“Hi, my name is Rufus, and I’ve kicked a dog, shot the bird and yelled back at rude drivers (wouldn’t that make me one?), am divorced, and have done or thought enough terrible things in my life that if you knew you wouldn’t like me, and would know I don’t deserve love or forgiveness.” That’s our real fear, isn’t it?
If it would help I could made a list before the next gathering ;-). Wouldn’t that be dangerously wild, showing my true face? Yeah, probably so, I know it would be exciting! But the folks there would probably nod their heads, perhaps shed a few tears of recognition, and softly smile.
Somehow, I think they already know me. And they care deeply, but not in an excessive way. They understand, have been there.
And they love me, but not because of me. Now that looks strange in print, but it’s a relief.
I think that’s called grace, mercy, and forgiveness. It’s medicine for spirit and soul, to be sure.

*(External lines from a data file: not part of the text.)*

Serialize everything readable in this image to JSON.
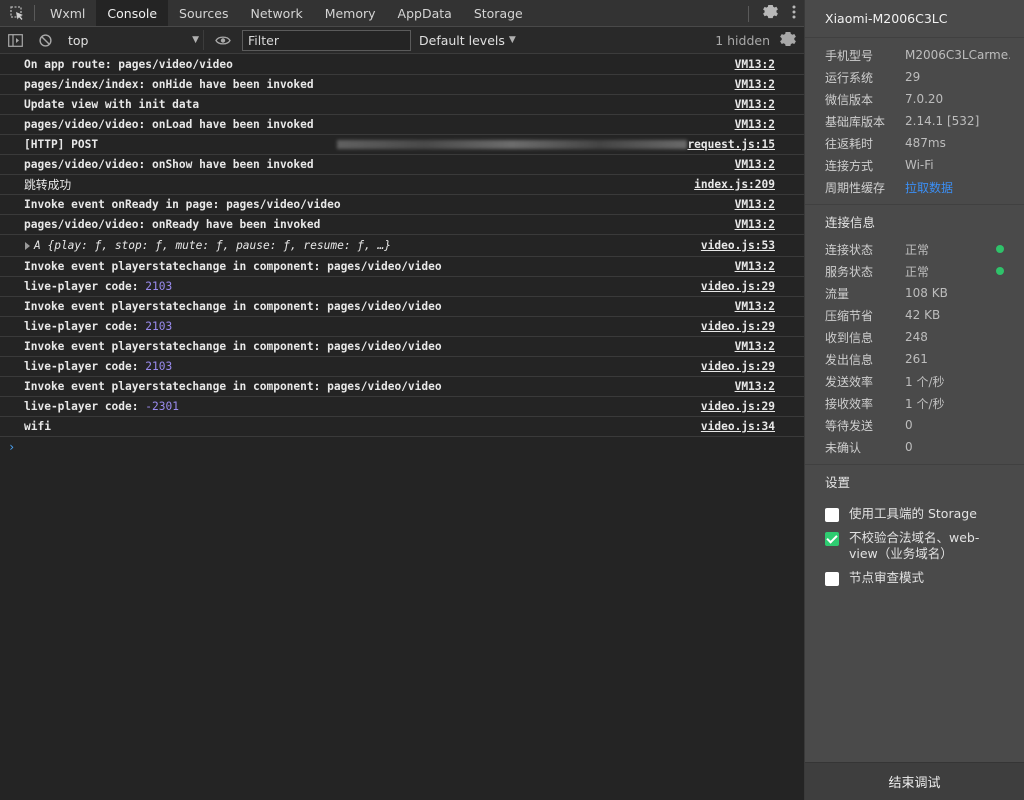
{
  "tabs": [
    "Wxml",
    "Console",
    "Sources",
    "Network",
    "Memory",
    "AppData",
    "Storage"
  ],
  "active_tab": "Console",
  "toolbar": {
    "context": "top",
    "filter_placeholder": "Filter",
    "levels": "Default levels",
    "hidden": "1 hidden"
  },
  "logs": [
    {
      "msg": "On app route: pages/video/video",
      "src": "VM13:2"
    },
    {
      "msg": "pages/index/index: onHide have been invoked",
      "src": "VM13:2"
    },
    {
      "msg": "Update view with init data",
      "src": "VM13:2"
    },
    {
      "msg": "pages/video/video: onLoad have been invoked",
      "src": "VM13:2"
    },
    {
      "msg": "[HTTP] POST",
      "src": "request.js:15"
    },
    {
      "msg": "pages/video/video: onShow have been invoked",
      "src": "VM13:2"
    },
    {
      "msg": "跳转成功",
      "src": "index.js:209"
    },
    {
      "msg": "Invoke event onReady in page: pages/video/video",
      "src": "VM13:2"
    },
    {
      "msg": "pages/video/video: onReady have been invoked",
      "src": "VM13:2"
    },
    {
      "msg": "A {play: ƒ, stop: ƒ, mute: ƒ, pause: ƒ, resume: ƒ, …}",
      "src": "video.js:53"
    },
    {
      "msg": "Invoke event playerstatechange in component: pages/video/video",
      "src": "VM13:2"
    },
    {
      "prefix": "live-player code: ",
      "num": "2103",
      "src": "video.js:29"
    },
    {
      "msg": "Invoke event playerstatechange in component: pages/video/video",
      "src": "VM13:2"
    },
    {
      "prefix": "live-player code: ",
      "num": "2103",
      "src": "video.js:29"
    },
    {
      "msg": "Invoke event playerstatechange in component: pages/video/video",
      "src": "VM13:2"
    },
    {
      "prefix": "live-player code: ",
      "num": "2103",
      "src": "video.js:29"
    },
    {
      "msg": "Invoke event playerstatechange in component: pages/video/video",
      "src": "VM13:2"
    },
    {
      "prefix": "live-player code: ",
      "num": "-2301",
      "src": "video.js:29"
    },
    {
      "msg": "wifi",
      "src": "video.js:34"
    }
  ],
  "panel": {
    "device": "Xiaomi-M2006C3LC",
    "device_info": [
      {
        "k": "手机型号",
        "v": "M2006C3LCarme..."
      },
      {
        "k": "运行系统",
        "v": "29"
      },
      {
        "k": "微信版本",
        "v": "7.0.20"
      },
      {
        "k": "基础库版本",
        "v": "2.14.1 [532]"
      },
      {
        "k": "往返耗时",
        "v": "487ms"
      },
      {
        "k": "连接方式",
        "v": "Wi-Fi"
      },
      {
        "k": "周期性缓存",
        "v": "拉取数据"
      }
    ],
    "conn_title": "连接信息",
    "conn_info": [
      {
        "k": "连接状态",
        "v": "正常"
      },
      {
        "k": "服务状态",
        "v": "正常"
      },
      {
        "k": "流量",
        "v": "108 KB"
      },
      {
        "k": "压缩节省",
        "v": "42 KB"
      },
      {
        "k": "收到信息",
        "v": "248"
      },
      {
        "k": "发出信息",
        "v": "261"
      },
      {
        "k": "发送效率",
        "v": "1 个/秒"
      },
      {
        "k": "接收效率",
        "v": "1 个/秒"
      },
      {
        "k": "等待发送",
        "v": "0"
      },
      {
        "k": "未确认",
        "v": "0"
      }
    ],
    "settings_title": "设置",
    "settings": [
      {
        "label": "使用工具端的 Storage",
        "checked": false
      },
      {
        "label": "不校验合法域名、web-view（业务域名）",
        "checked": true
      },
      {
        "label": "节点审查模式",
        "checked": false
      }
    ],
    "end_button": "结束调试"
  },
  "colors": {
    "link": "#3b8ff5",
    "status_ok": "#2fc26a",
    "number": "#9b8cf0",
    "prompt": "#4aa3f5"
  }
}
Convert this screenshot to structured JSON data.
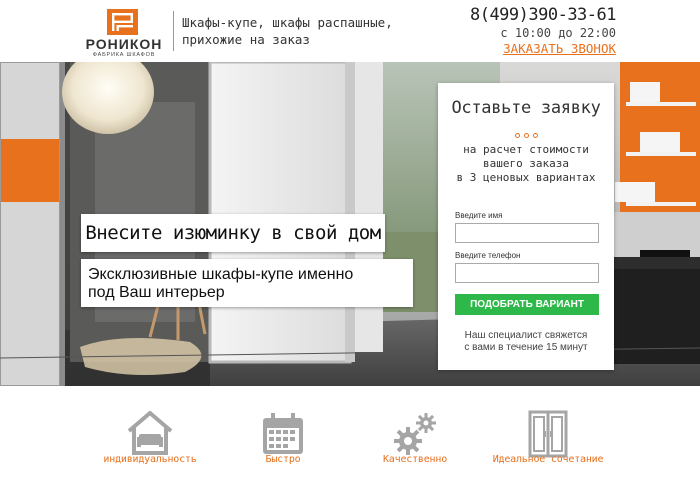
{
  "header": {
    "logo_name": "РОНИКОН",
    "logo_subtitle": "ФАБРИКА ШКАФОВ",
    "tagline_line1": "Шкафы-купе, шкафы распашные,",
    "tagline_line2": "прихожие на заказ",
    "phone": "8(499)390-33-61",
    "hours": "с 10:00 до 22:00",
    "callback_label": "ЗАКАЗАТЬ ЗВОНОК"
  },
  "hero": {
    "title": "Внесите изюминку в свой дом",
    "subtitle_line1": "Эксклюзивные шкафы-купе именно",
    "subtitle_line2": "под Ваш интерьер"
  },
  "form": {
    "title": "Оставьте заявку",
    "desc_line1": "на расчет стоимости",
    "desc_line2": "вашего заказа",
    "desc_line3": "в 3 ценовых вариантах",
    "name_label": "Введите имя",
    "name_value": "",
    "phone_label": "Введите телефон",
    "phone_value": "",
    "submit_label": "ПОДОБРАТЬ ВАРИАНТ",
    "note_line1": "Наш специалист свяжется",
    "note_line2": "с вами в течение 15 минут"
  },
  "features": [
    {
      "label": "индивидуальность",
      "icon": "house-sofa-icon"
    },
    {
      "label": "Быстро",
      "icon": "calendar-icon"
    },
    {
      "label": "Качественно",
      "icon": "gears-icon"
    },
    {
      "label": "Идеальное сочетание",
      "icon": "wardrobe-icon"
    }
  ],
  "colors": {
    "accent": "#e8711d",
    "button_green": "#2fb84a",
    "icon_gray": "#a5a5a5"
  }
}
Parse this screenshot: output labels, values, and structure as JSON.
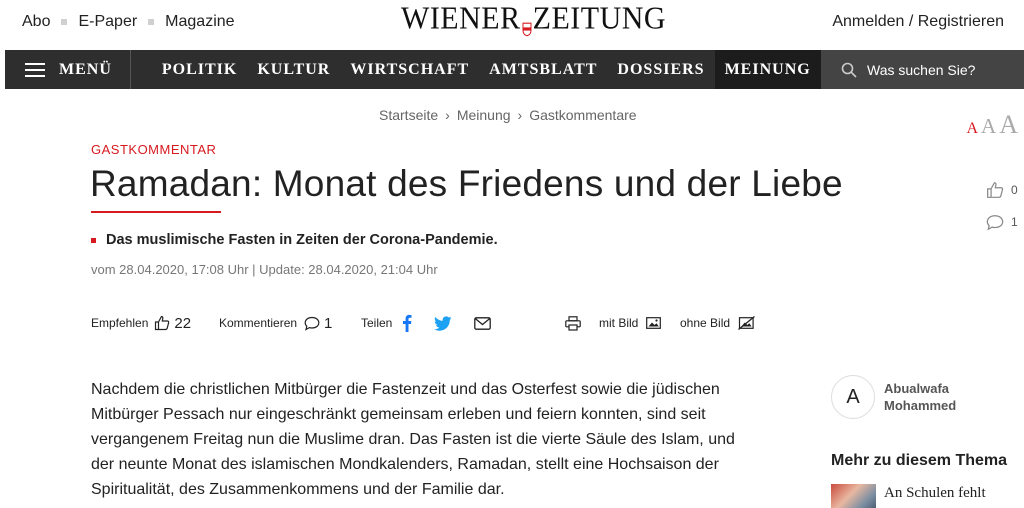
{
  "topbar": {
    "links": [
      "Abo",
      "E-Paper",
      "Magazine"
    ],
    "logo_left": "WIENER",
    "logo_right": "ZEITUNG",
    "auth": "Anmelden / Registrieren"
  },
  "nav": {
    "menu_label": "MENÜ",
    "items": [
      "POLITIK",
      "KULTUR",
      "WIRTSCHAFT",
      "AMTSBLATT",
      "DOSSIERS",
      "MEINUNG"
    ],
    "active": "MEINUNG",
    "search_placeholder": "Was suchen Sie?"
  },
  "breadcrumb": [
    "Startseite",
    "Meinung",
    "Gastkommentare"
  ],
  "font_size_controls": [
    "A",
    "A",
    "A"
  ],
  "article": {
    "kicker": "GASTKOMMENTAR",
    "headline": "Ramadan: Monat des Friedens und der Liebe",
    "lead": "Das muslimische Fasten in Zeiten der Corona-Pandemie.",
    "dateline": "vom 28.04.2020, 17:08 Uhr | Update: 28.04.2020, 21:04 Uhr",
    "actions": {
      "recommend_label": "Empfehlen",
      "recommend_count": "22",
      "comment_label": "Kommentieren",
      "comment_count": "1",
      "share_label": "Teilen",
      "with_image_label": "mit Bild",
      "without_image_label": "ohne Bild"
    },
    "body": "Nachdem die christlichen Mitbürger die Fastenzeit und das Osterfest sowie die jüdischen Mitbürger Pessach nur eingeschränkt gemeinsam erleben und feiern konnten, sind seit vergangenem Freitag nun die Muslime dran. Das Fasten ist die vierte Säule des Islam, und der neunte Monat des islamischen Mondkalenders, Ramadan, stellt eine Hochsaison der Spiritualität, des Zusammenkommens und der Familie dar."
  },
  "social": {
    "likes": "0",
    "comments": "1"
  },
  "author": {
    "initial": "A",
    "name": "Abualwafa Mohammed"
  },
  "related": {
    "title": "Mehr zu diesem Thema",
    "items": [
      "An Schulen fehlt"
    ]
  },
  "colors": {
    "accent": "#d71920",
    "nav_bg": "#2e2e2e",
    "nav_active_bg": "#1c1c1c",
    "search_bg": "#444444",
    "facebook": "#1877f2",
    "twitter": "#1da1f2"
  }
}
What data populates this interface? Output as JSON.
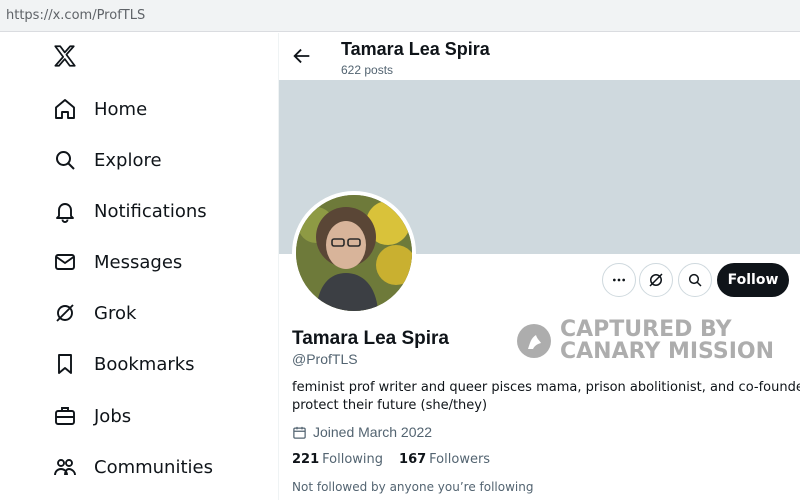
{
  "browser": {
    "url": "https://x.com/ProfTLS"
  },
  "sidebar": {
    "items": [
      {
        "label": "Home",
        "icon": "home-icon"
      },
      {
        "label": "Explore",
        "icon": "search-icon"
      },
      {
        "label": "Notifications",
        "icon": "bell-icon"
      },
      {
        "label": "Messages",
        "icon": "envelope-icon"
      },
      {
        "label": "Grok",
        "icon": "grok-icon"
      },
      {
        "label": "Bookmarks",
        "icon": "bookmark-icon"
      },
      {
        "label": "Jobs",
        "icon": "briefcase-icon"
      },
      {
        "label": "Communities",
        "icon": "people-icon"
      }
    ]
  },
  "header": {
    "name": "Tamara Lea Spira",
    "posts": "622 posts"
  },
  "profile": {
    "name": "Tamara Lea Spira",
    "handle": "@ProfTLS",
    "bio_line1": "feminist prof writer and queer pisces mama, prison abolitionist, and co-founder of",
    "bio_line2": "protect their future (she/they)",
    "joined": "Joined March 2022",
    "following_count": "221",
    "following_label": "Following",
    "followers_count": "167",
    "followers_label": "Followers",
    "not_followed": "Not followed by anyone you’re following",
    "follow_button": "Follow"
  },
  "watermark": {
    "line1": "CAPTURED BY",
    "line2": "CANARY MISSION"
  },
  "colors": {
    "banner": "#cfd9de",
    "text": "#0f1419",
    "muted": "#536471",
    "follow_bg": "#0f1419"
  }
}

It’s a hard, messy road, gang. And we may sound and act a little weird sometimes. But I’m really glad it’s available, because it is the only real game in town. Hopefully there will be good company along the way at some point.
But if you ever want to compare lists, we can go get a cup of coffee. It’s good sometimes to sit down, unroll “it”, and let everyone see where you’ve been. To confess our sins to one another, to allow God to speak through someone else about what you may have misunderstood, and to hear healing words of restoration.
So it’s a very good first question… “Would you want it, if it were available?”